"The battery cable should be something you look at when you have a charging system problem and they can do it with a glance," he says. "A bad cable will cause a domino effect with the batteries, starter and alternator, and this is designed to give them a quick check before they do any other maintenance, because changing out a starter or alternator is hundreds of dollars of work. It's not just the cost of the parts, it's the downtime and the labor—if you see you've got a bad cable, that's a quick $25-$50 fix and the guy's back on the road."
While doing basic checks should be a starting point for any tech trying to diagnose an electrical problem, some new technology is also helping keep trucks on the road, and shop costs down. Corey Glassman, President of the Automotive Training Managers' Council and Automotive Program manager for the Everett, WA-based electronic test tool and software manufacturer Fluke Corporation, says new electronic devices like digital multi meters and voltmeters are becoming necessary tools for fleet technicians because electrical problems can often take some digging to find.
"You may have bad, crimped connections or poorly soldered connections, or perhaps (degraded) cables from flexing over time, because the diesels shake quite a lot," Glassman says. "That shaking it loosens connections or perhaps flexes cables where from the outside the cable might look OK, but internally, it may have a bunch of broken conductors and so that increases resistance. You can't tell just from looking at it."
When it comes to modern electronic equipment in a busy shop, Glassman says accuracy and durability are crucial.
"Our products are built for a rugged environment," he says. "If test leads, for instance, get caught in a fan belt or around a fan… we've had calls from customers that says the last thing they saw was the meter flinging across the shop and hit the concrete wall on the other side but it was still working.
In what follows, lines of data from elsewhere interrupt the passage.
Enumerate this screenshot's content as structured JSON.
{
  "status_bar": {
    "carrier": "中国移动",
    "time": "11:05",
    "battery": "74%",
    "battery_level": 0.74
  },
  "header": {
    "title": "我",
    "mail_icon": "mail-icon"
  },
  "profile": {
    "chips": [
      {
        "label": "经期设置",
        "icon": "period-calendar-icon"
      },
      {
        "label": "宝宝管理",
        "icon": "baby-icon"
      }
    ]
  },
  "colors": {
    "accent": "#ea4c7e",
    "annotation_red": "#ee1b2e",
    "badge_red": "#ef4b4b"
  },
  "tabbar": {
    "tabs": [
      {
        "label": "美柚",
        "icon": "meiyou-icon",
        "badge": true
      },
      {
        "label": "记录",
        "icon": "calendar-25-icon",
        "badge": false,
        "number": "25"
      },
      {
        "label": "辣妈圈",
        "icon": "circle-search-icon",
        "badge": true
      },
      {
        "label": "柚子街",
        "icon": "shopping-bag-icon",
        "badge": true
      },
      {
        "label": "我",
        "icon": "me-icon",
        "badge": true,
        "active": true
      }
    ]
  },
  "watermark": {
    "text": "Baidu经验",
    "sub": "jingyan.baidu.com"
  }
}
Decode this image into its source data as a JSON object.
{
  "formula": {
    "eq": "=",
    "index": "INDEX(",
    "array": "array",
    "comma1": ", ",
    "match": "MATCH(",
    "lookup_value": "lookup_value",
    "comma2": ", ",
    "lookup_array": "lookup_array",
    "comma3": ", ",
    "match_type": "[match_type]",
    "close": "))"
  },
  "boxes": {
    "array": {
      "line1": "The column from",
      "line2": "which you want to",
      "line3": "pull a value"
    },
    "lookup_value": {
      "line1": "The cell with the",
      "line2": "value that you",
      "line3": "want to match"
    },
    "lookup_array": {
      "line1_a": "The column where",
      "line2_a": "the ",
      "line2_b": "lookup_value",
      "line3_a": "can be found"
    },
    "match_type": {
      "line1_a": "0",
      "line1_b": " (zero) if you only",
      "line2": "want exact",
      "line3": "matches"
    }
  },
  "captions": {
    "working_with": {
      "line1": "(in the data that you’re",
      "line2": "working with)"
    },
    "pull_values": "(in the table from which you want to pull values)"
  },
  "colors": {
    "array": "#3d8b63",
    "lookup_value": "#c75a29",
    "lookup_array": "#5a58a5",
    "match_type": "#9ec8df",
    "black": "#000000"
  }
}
Repeatability and accuracy (are) important when you're trying to make numerous measurements because when you hook up to the circuit, if all other conditions are the same, your meter should continue to read the same values."
With the recent increase of in-truck electronics, there is more to maintaining these basic but critical electronic systems than ever before. How are technicians around the country keeping up with the changing technology?
In fact, they seem to be failing miserably—Purkey says in a recent TMC electric systems test, the average technician's score was a meager 37.6 percent.
How much do your techs know about electrical systems? Are they spending thousands of your dollars on what could be a 50-cent fix? Or worse?
Our October Heavy Duty story will further explore this misunderstood system, and experts will share horror stories about the sizeable knowledge and training gap that seems to be widening for many technicians.